EXERCISE:
Everything in the listing below must be set down again exactly, apart from the pictures.

DATA PROVIDED:

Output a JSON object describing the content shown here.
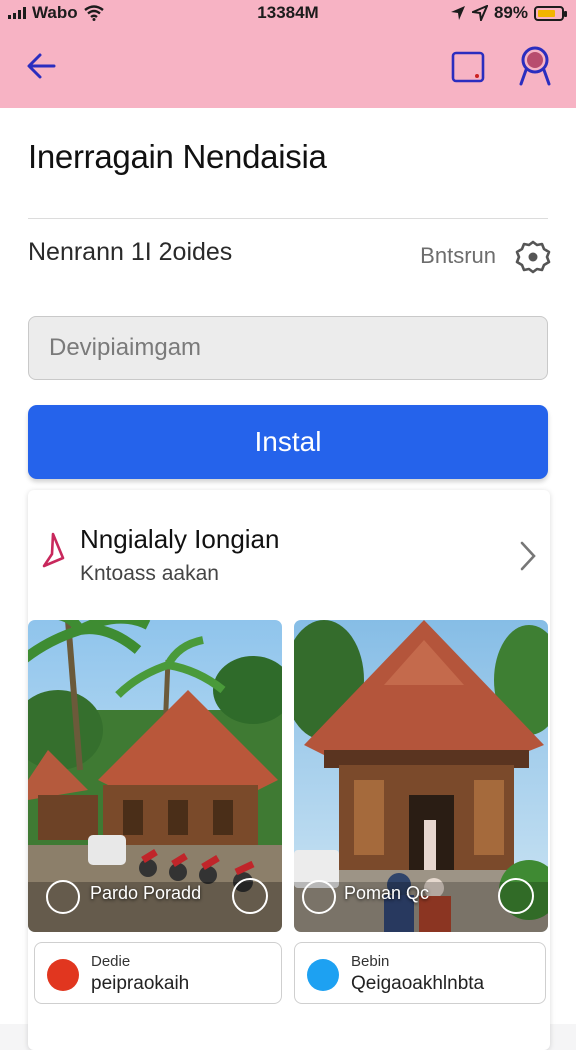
{
  "status_bar": {
    "carrier": "Wabo",
    "time": "13384M",
    "battery": "89%",
    "battery_level": 0.75
  },
  "app_bar": {
    "back_icon": "arrow-left-icon",
    "square_icon": "square-icon",
    "user_icon": "user-icon",
    "accent": "#2b2dbf",
    "background": "#f7b3c4"
  },
  "page": {
    "title": "Inerragain Nendaisia",
    "subtitle": "Nenrann 1I 2oides",
    "option_label": "Bntsrun",
    "settings_icon": "eye-settings-icon"
  },
  "search": {
    "placeholder": "Devipiaimgam"
  },
  "install": {
    "label": "Instal",
    "color": "#2563eb"
  },
  "list_item": {
    "title": "Nngialaly Iongian",
    "subtitle": "Kntoass aakan",
    "icon": "pin-icon"
  },
  "photos": [
    {
      "caption": "Pardo Poradd",
      "icon": "compass-icon"
    },
    {
      "caption": "Poman Qc",
      "icon": "share-icon"
    }
  ],
  "tiles": [
    {
      "top": "Dedie",
      "bottom": "peipraokaih",
      "icon": "flag-icon"
    },
    {
      "top": "Bebin",
      "bottom": "Qeigaoakhlnbta",
      "icon": "twitter-icon"
    }
  ]
}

ANSWER SECTION:
Output a JSON object describing the content shown here.
{
  "status_bar": {
    "carrier": "Wabo",
    "time": "13384M",
    "battery": "89%",
    "battery_level": 0.75
  },
  "app_bar": {
    "back_icon": "arrow-left-icon",
    "square_icon": "square-icon",
    "user_icon": "user-icon",
    "accent": "#2b2dbf",
    "background": "#f7b3c4"
  },
  "page": {
    "title": "Inerragain Nendaisia",
    "subtitle": "Nenrann 1I 2oides",
    "option_label": "Bntsrun",
    "settings_icon": "eye-settings-icon"
  },
  "search": {
    "placeholder": "Devipiaimgam"
  },
  "install": {
    "label": "Instal",
    "color": "#2563eb"
  },
  "list_item": {
    "title": "Nngialaly Iongian",
    "subtitle": "Kntoass aakan",
    "icon": "pin-icon"
  },
  "photos": [
    {
      "caption": "Pardo Poradd",
      "icon": "compass-icon"
    },
    {
      "caption": "Poman Qc",
      "icon": "share-icon"
    }
  ],
  "tiles": [
    {
      "top": "Dedie",
      "bottom": "peipraokaih",
      "icon": "flag-icon"
    },
    {
      "top": "Bebin",
      "bottom": "Qeigaoakhlnbta",
      "icon": "twitter-icon"
    }
  ]
}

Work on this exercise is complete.